------ Records for this exercise ------
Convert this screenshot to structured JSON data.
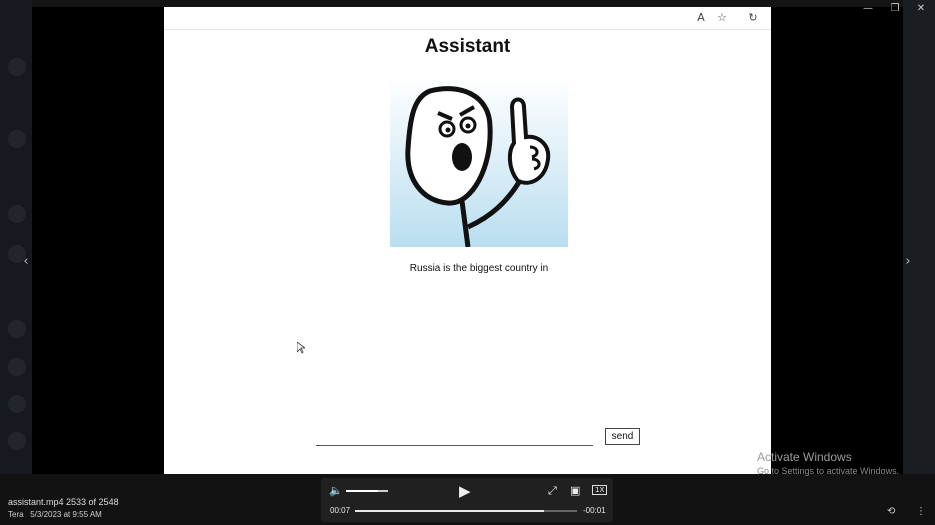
{
  "page": {
    "title": "Assistant",
    "message": "Russia is the biggest country in",
    "input": {
      "value": "",
      "placeholder": ""
    },
    "send_label": "send"
  },
  "watermark": {
    "line1": "Activate Windows",
    "line2": "Go to Settings to activate Windows."
  },
  "file": {
    "name_count": "assistant.mp4 2533 of 2548",
    "meta": "Tera   5/3/2023 at 9:55 AM"
  },
  "player": {
    "elapsed": "00:07",
    "remaining": "-00:01",
    "speed": "1X",
    "progress": 0.85,
    "volume": 0.75
  },
  "colors": {
    "accent": "#e6e6e6",
    "page_bg": "#ffffff",
    "viewer_bg": "#000000"
  },
  "icons": [
    "reader-mode-icon",
    "favorite-icon",
    "refresh-icon",
    "minimize-icon",
    "restore-icon",
    "close-icon",
    "previous-icon",
    "next-icon",
    "volume-icon",
    "play-icon",
    "fullscreen-icon",
    "picture-in-picture-icon",
    "rotate-icon",
    "more-options-icon"
  ]
}
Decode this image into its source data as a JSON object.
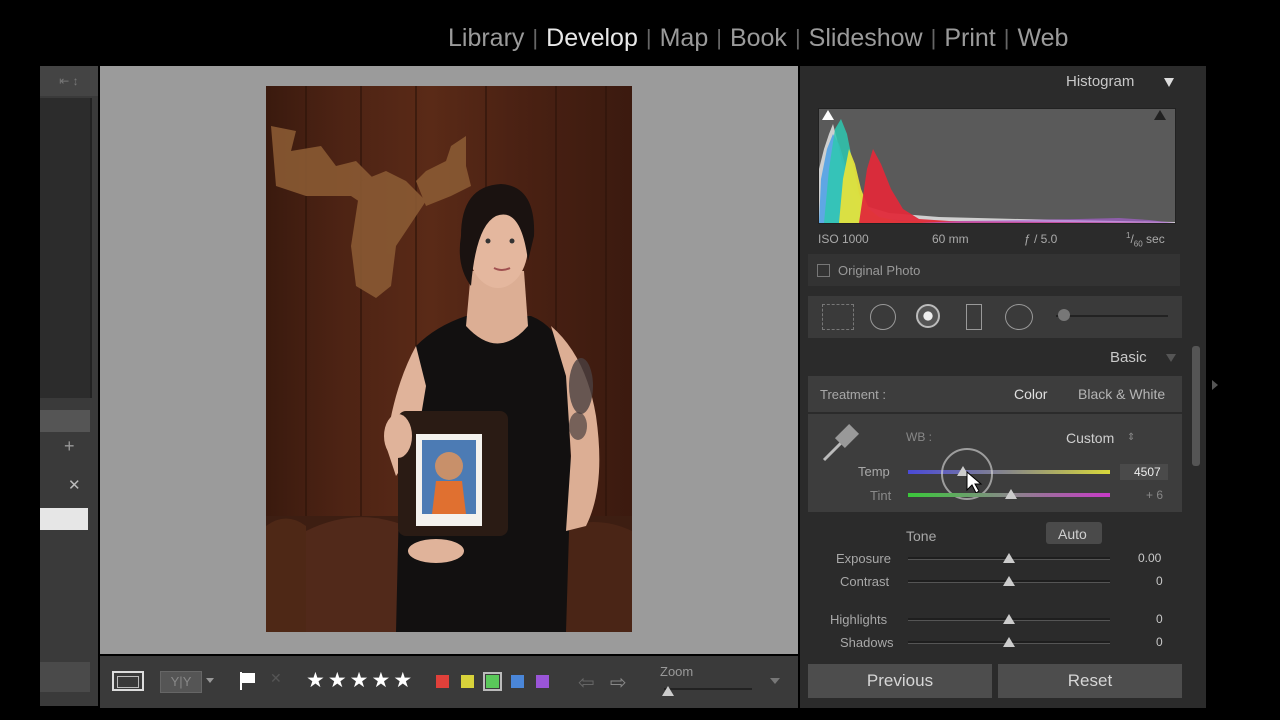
{
  "modules": [
    {
      "label": "Library",
      "active": false
    },
    {
      "label": "Develop",
      "active": true
    },
    {
      "label": "Map",
      "active": false
    },
    {
      "label": "Book",
      "active": false
    },
    {
      "label": "Slideshow",
      "active": false
    },
    {
      "label": "Print",
      "active": false
    },
    {
      "label": "Web",
      "active": false
    }
  ],
  "histogram": {
    "title": "Histogram",
    "iso": "ISO 1000",
    "focal": "60 mm",
    "aperture": "ƒ / 5.0",
    "shutter_num": "1",
    "shutter_den": "60",
    "shutter_unit": " sec",
    "original_photo_label": "Original Photo"
  },
  "basic": {
    "title": "Basic",
    "treatment_label": "Treatment :",
    "treatment_color": "Color",
    "treatment_bw": "Black & White",
    "wb_label": "WB :",
    "wb_value": "Custom",
    "temp_label": "Temp",
    "temp_value": "4507",
    "temp_level": 0.27,
    "tint_label": "Tint",
    "tint_value": "+ 6",
    "tint_level": 0.51,
    "tone_label": "Tone",
    "auto_label": "Auto",
    "exposure_label": "Exposure",
    "exposure_value": "0.00",
    "contrast_label": "Contrast",
    "contrast_value": "0",
    "highlights_label": "Highlights",
    "highlights_value": "0",
    "shadows_label": "Shadows",
    "shadows_value": "0"
  },
  "toolbar": {
    "zoom_label": "Zoom",
    "stars": [
      "★",
      "★",
      "★",
      "★",
      "★"
    ],
    "color_labels": [
      "#e0403a",
      "#d8d23a",
      "#5ac85a",
      "#4a86d8",
      "#9a55d8"
    ]
  },
  "buttons": {
    "previous": "Previous",
    "reset": "Reset"
  },
  "icons": {
    "left_collapse": "⇤ ↕",
    "left_plus": "+",
    "left_x": "✕"
  }
}
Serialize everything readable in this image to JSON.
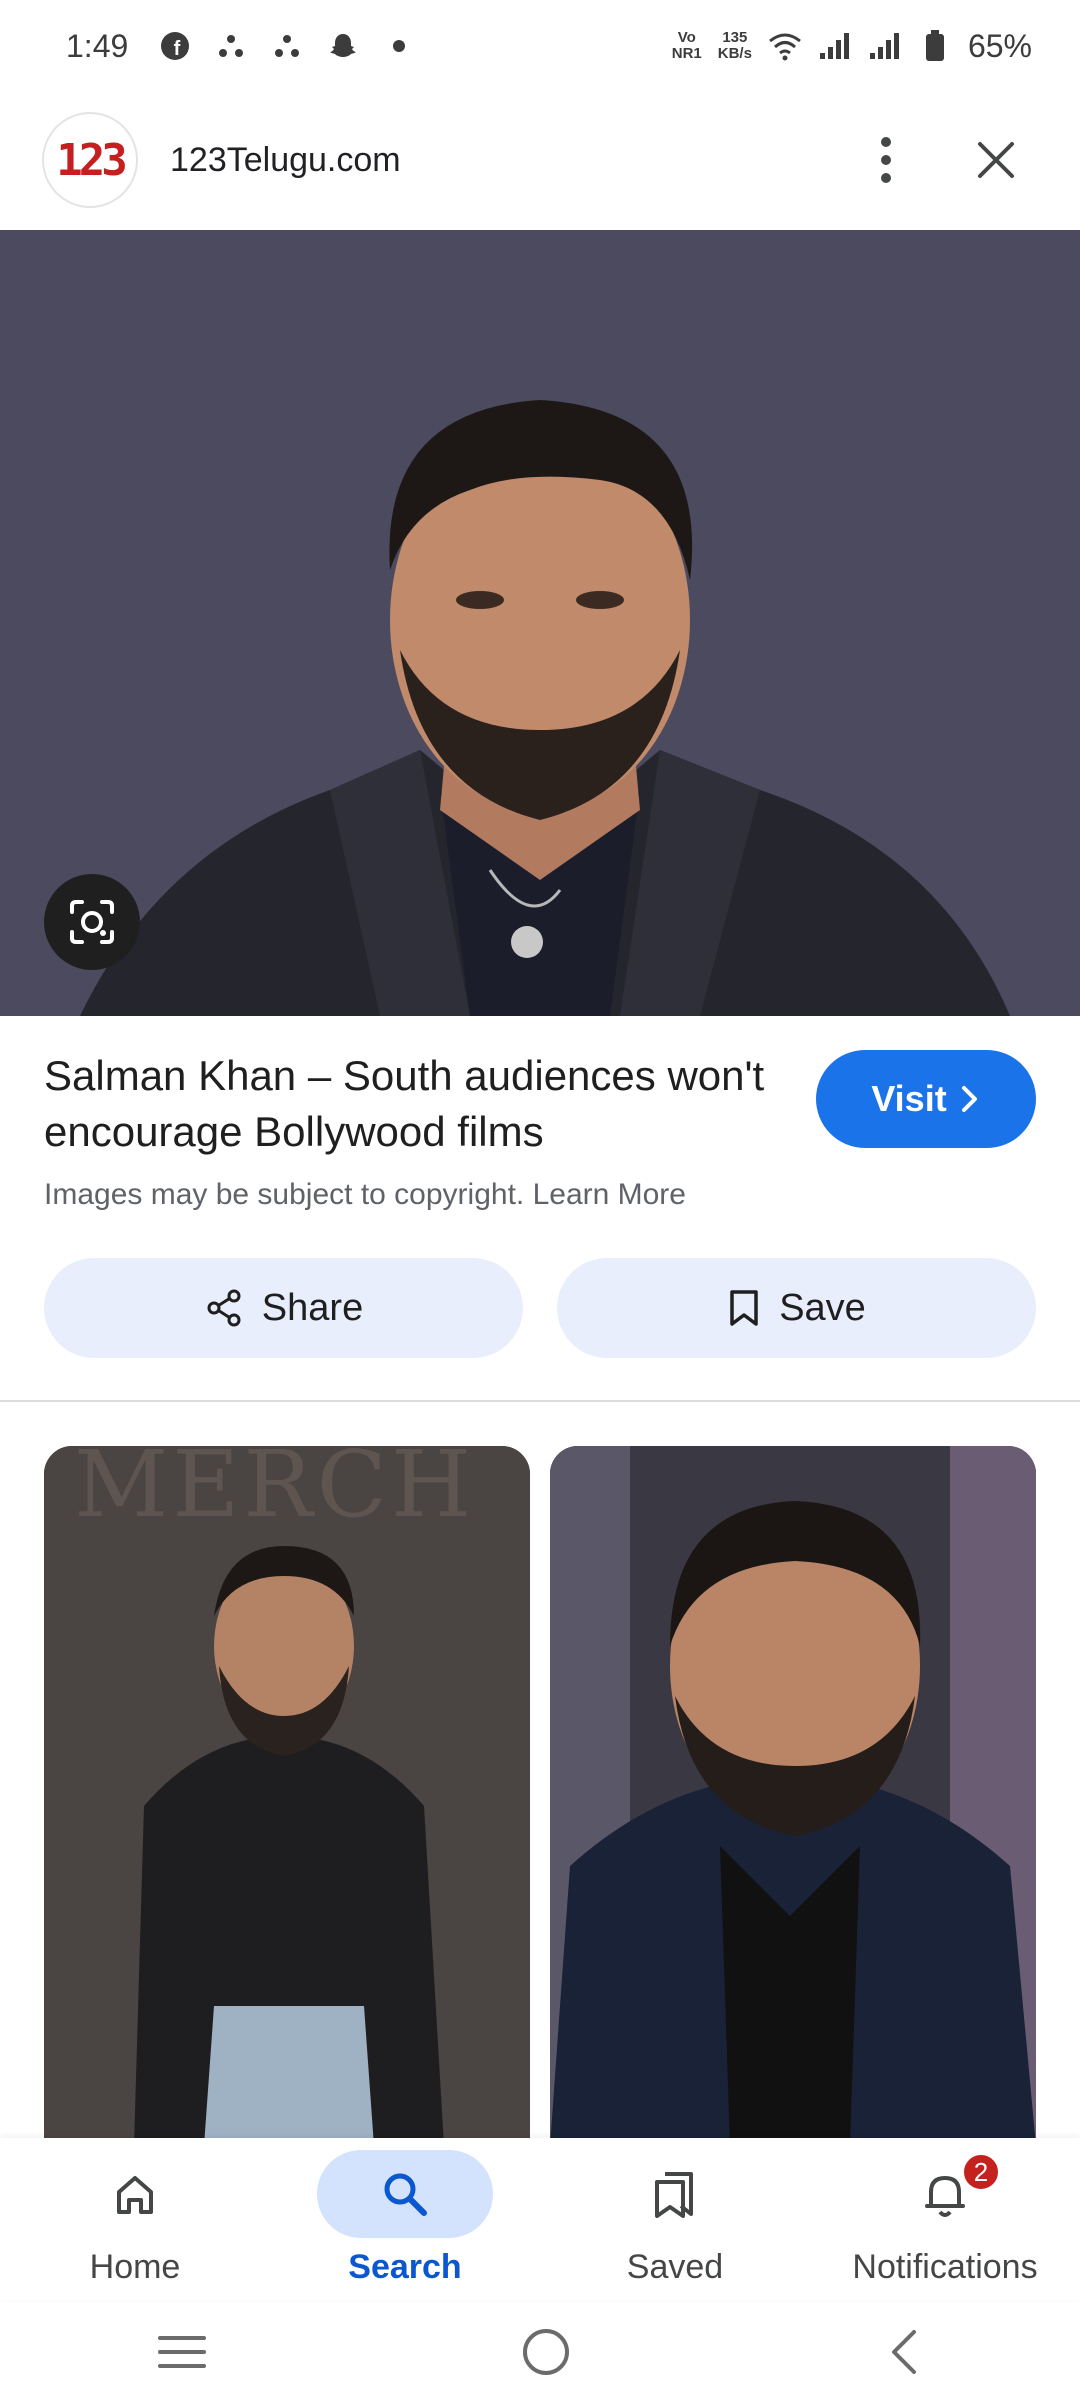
{
  "status_bar": {
    "time": "1:49",
    "network_type_top": "Vo",
    "network_type_bottom": "NR1",
    "speed_value": "135",
    "speed_unit": "KB/s",
    "battery": "65%"
  },
  "app_bar": {
    "site_logo_text": "123",
    "site_name": "123Telugu.com"
  },
  "result": {
    "title": "Salman Khan – South audiences won't encourage Bollywood films",
    "copyright_text": "Images may be subject to copyright. Learn More",
    "visit_label": "Visit"
  },
  "actions": {
    "share_label": "Share",
    "save_label": "Save"
  },
  "grid": {
    "left_image_backdrop_text": "MERCH"
  },
  "bottom_nav": {
    "items": [
      {
        "label": "Home",
        "icon": "home-icon"
      },
      {
        "label": "Search",
        "icon": "search-icon",
        "active": true
      },
      {
        "label": "Saved",
        "icon": "saved-icon"
      },
      {
        "label": "Notifications",
        "icon": "bell-icon",
        "badge": "2"
      }
    ]
  },
  "colors": {
    "accent": "#1a73e8",
    "active_nav": "#0b57d0",
    "badge": "#c5221f",
    "action_bg": "#e8eefb"
  }
}
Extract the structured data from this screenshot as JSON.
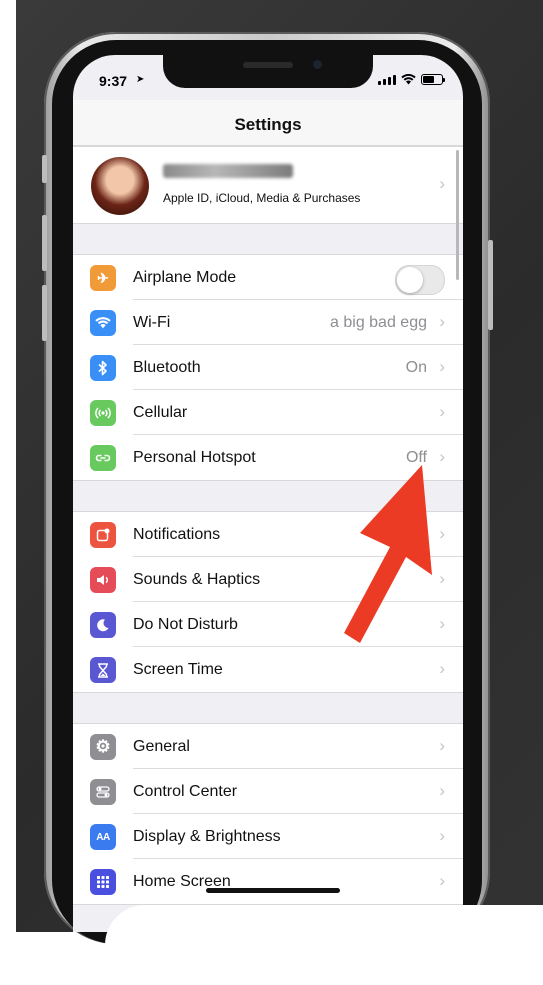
{
  "status": {
    "time": "9:37"
  },
  "nav": {
    "title": "Settings"
  },
  "profile": {
    "subtitle": "Apple ID, iCloud, Media & Purchases"
  },
  "groups": [
    {
      "rows": [
        {
          "label": "Airplane Mode",
          "icon": "airplane-icon",
          "color": "#f19a38",
          "value": "",
          "control": "toggle",
          "toggle_on": false
        },
        {
          "label": "Wi-Fi",
          "icon": "wifi-icon",
          "color": "#3a8ff6",
          "value": "a big bad egg"
        },
        {
          "label": "Bluetooth",
          "icon": "bluetooth-icon",
          "color": "#3a8ff6",
          "value": "On"
        },
        {
          "label": "Cellular",
          "icon": "cellular-icon",
          "color": "#67c95e",
          "value": ""
        },
        {
          "label": "Personal Hotspot",
          "icon": "hotspot-icon",
          "color": "#67c95e",
          "value": "Off"
        }
      ]
    },
    {
      "rows": [
        {
          "label": "Notifications",
          "icon": "notifications-icon",
          "color": "#ec5440",
          "value": ""
        },
        {
          "label": "Sounds & Haptics",
          "icon": "speaker-icon",
          "color": "#e64b58",
          "value": ""
        },
        {
          "label": "Do Not Disturb",
          "icon": "moon-icon",
          "color": "#5a57d2",
          "value": ""
        },
        {
          "label": "Screen Time",
          "icon": "hourglass-icon",
          "color": "#5a57d2",
          "value": ""
        }
      ]
    },
    {
      "rows": [
        {
          "label": "General",
          "icon": "gear-icon",
          "color": "#8e8e93",
          "value": ""
        },
        {
          "label": "Control Center",
          "icon": "switches-icon",
          "color": "#8e8e93",
          "value": ""
        },
        {
          "label": "Display & Brightness",
          "icon": "display-icon",
          "color": "#3a7bf0",
          "value": ""
        },
        {
          "label": "Home Screen",
          "icon": "home-grid-icon",
          "color": "#4a4fe0",
          "value": ""
        }
      ]
    }
  ],
  "annotation": {
    "arrow_color": "#ec3b24",
    "points_to": "Personal Hotspot"
  }
}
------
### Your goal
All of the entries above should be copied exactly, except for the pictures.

### Expected answer
Convert this screenshot to structured JSON data.
{
  "page": {
    "title": "Assistant",
    "message": "Russia is the biggest country in",
    "input": {
      "value": "",
      "placeholder": ""
    },
    "send_label": "send"
  },
  "watermark": {
    "line1": "Activate Windows",
    "line2": "Go to Settings to activate Windows."
  },
  "file": {
    "name_count": "assistant.mp4 2533 of 2548",
    "meta": "Tera   5/3/2023 at 9:55 AM"
  },
  "player": {
    "elapsed": "00:07",
    "remaining": "-00:01",
    "speed": "1X",
    "progress": 0.85,
    "volume": 0.75
  },
  "colors": {
    "accent": "#e6e6e6",
    "page_bg": "#ffffff",
    "viewer_bg": "#000000"
  },
  "icons": [
    "reader-mode-icon",
    "favorite-icon",
    "refresh-icon",
    "minimize-icon",
    "restore-icon",
    "close-icon",
    "previous-icon",
    "next-icon",
    "volume-icon",
    "play-icon",
    "fullscreen-icon",
    "picture-in-picture-icon",
    "rotate-icon",
    "more-options-icon"
  ]
}
Decode this image into its source data as a JSON object.
{
  "modules": [
    {
      "label": "Library",
      "active": false
    },
    {
      "label": "Develop",
      "active": true
    },
    {
      "label": "Map",
      "active": false
    },
    {
      "label": "Book",
      "active": false
    },
    {
      "label": "Slideshow",
      "active": false
    },
    {
      "label": "Print",
      "active": false
    },
    {
      "label": "Web",
      "active": false
    }
  ],
  "histogram": {
    "title": "Histogram",
    "iso": "ISO 1000",
    "focal": "60 mm",
    "aperture": "ƒ / 5.0",
    "shutter_num": "1",
    "shutter_den": "60",
    "shutter_unit": " sec",
    "original_photo_label": "Original Photo"
  },
  "basic": {
    "title": "Basic",
    "treatment_label": "Treatment :",
    "treatment_color": "Color",
    "treatment_bw": "Black & White",
    "wb_label": "WB :",
    "wb_value": "Custom",
    "temp_label": "Temp",
    "temp_value": "4507",
    "temp_level": 0.27,
    "tint_label": "Tint",
    "tint_value": "+ 6",
    "tint_level": 0.51,
    "tone_label": "Tone",
    "auto_label": "Auto",
    "exposure_label": "Exposure",
    "exposure_value": "0.00",
    "contrast_label": "Contrast",
    "contrast_value": "0",
    "highlights_label": "Highlights",
    "highlights_value": "0",
    "shadows_label": "Shadows",
    "shadows_value": "0"
  },
  "toolbar": {
    "zoom_label": "Zoom",
    "stars": [
      "★",
      "★",
      "★",
      "★",
      "★"
    ],
    "color_labels": [
      "#e0403a",
      "#d8d23a",
      "#5ac85a",
      "#4a86d8",
      "#9a55d8"
    ]
  },
  "buttons": {
    "previous": "Previous",
    "reset": "Reset"
  },
  "icons": {
    "left_collapse": "⇤ ↕",
    "left_plus": "+",
    "left_x": "✕"
  }
}
Serialize everything readable in this image to JSON.
{
  "status_bar": {
    "time": "1:49",
    "network_type_top": "Vo",
    "network_type_bottom": "NR1",
    "speed_value": "135",
    "speed_unit": "KB/s",
    "battery": "65%"
  },
  "app_bar": {
    "site_logo_text": "123",
    "site_name": "123Telugu.com"
  },
  "result": {
    "title": "Salman Khan – South audiences won't encourage Bollywood films",
    "copyright_text": "Images may be subject to copyright. Learn More",
    "visit_label": "Visit"
  },
  "actions": {
    "share_label": "Share",
    "save_label": "Save"
  },
  "grid": {
    "left_image_backdrop_text": "MERCH"
  },
  "bottom_nav": {
    "items": [
      {
        "label": "Home",
        "icon": "home-icon"
      },
      {
        "label": "Search",
        "icon": "search-icon",
        "active": true
      },
      {
        "label": "Saved",
        "icon": "saved-icon"
      },
      {
        "label": "Notifications",
        "icon": "bell-icon",
        "badge": "2"
      }
    ]
  },
  "colors": {
    "accent": "#1a73e8",
    "active_nav": "#0b57d0",
    "badge": "#c5221f",
    "action_bg": "#e8eefb"
  }
}
Extract the structured data from this screenshot as JSON.
{
  "status": {
    "time": "9:37"
  },
  "nav": {
    "title": "Settings"
  },
  "profile": {
    "subtitle": "Apple ID, iCloud, Media & Purchases"
  },
  "groups": [
    {
      "rows": [
        {
          "label": "Airplane Mode",
          "icon": "airplane-icon",
          "color": "#f19a38",
          "value": "",
          "control": "toggle",
          "toggle_on": false
        },
        {
          "label": "Wi-Fi",
          "icon": "wifi-icon",
          "color": "#3a8ff6",
          "value": "a big bad egg"
        },
        {
          "label": "Bluetooth",
          "icon": "bluetooth-icon",
          "color": "#3a8ff6",
          "value": "On"
        },
        {
          "label": "Cellular",
          "icon": "cellular-icon",
          "color": "#67c95e",
          "value": ""
        },
        {
          "label": "Personal Hotspot",
          "icon": "hotspot-icon",
          "color": "#67c95e",
          "value": "Off"
        }
      ]
    },
    {
      "rows": [
        {
          "label": "Notifications",
          "icon": "notifications-icon",
          "color": "#ec5440",
          "value": ""
        },
        {
          "label": "Sounds & Haptics",
          "icon": "speaker-icon",
          "color": "#e64b58",
          "value": ""
        },
        {
          "label": "Do Not Disturb",
          "icon": "moon-icon",
          "color": "#5a57d2",
          "value": ""
        },
        {
          "label": "Screen Time",
          "icon": "hourglass-icon",
          "color": "#5a57d2",
          "value": ""
        }
      ]
    },
    {
      "rows": [
        {
          "label": "General",
          "icon": "gear-icon",
          "color": "#8e8e93",
          "value": ""
        },
        {
          "label": "Control Center",
          "icon": "switches-icon",
          "color": "#8e8e93",
          "value": ""
        },
        {
          "label": "Display & Brightness",
          "icon": "display-icon",
          "color": "#3a7bf0",
          "value": ""
        },
        {
          "label": "Home Screen",
          "icon": "home-grid-icon",
          "color": "#4a4fe0",
          "value": ""
        }
      ]
    }
  ],
  "annotation": {
    "arrow_color": "#ec3b24",
    "points_to": "Personal Hotspot"
  }
}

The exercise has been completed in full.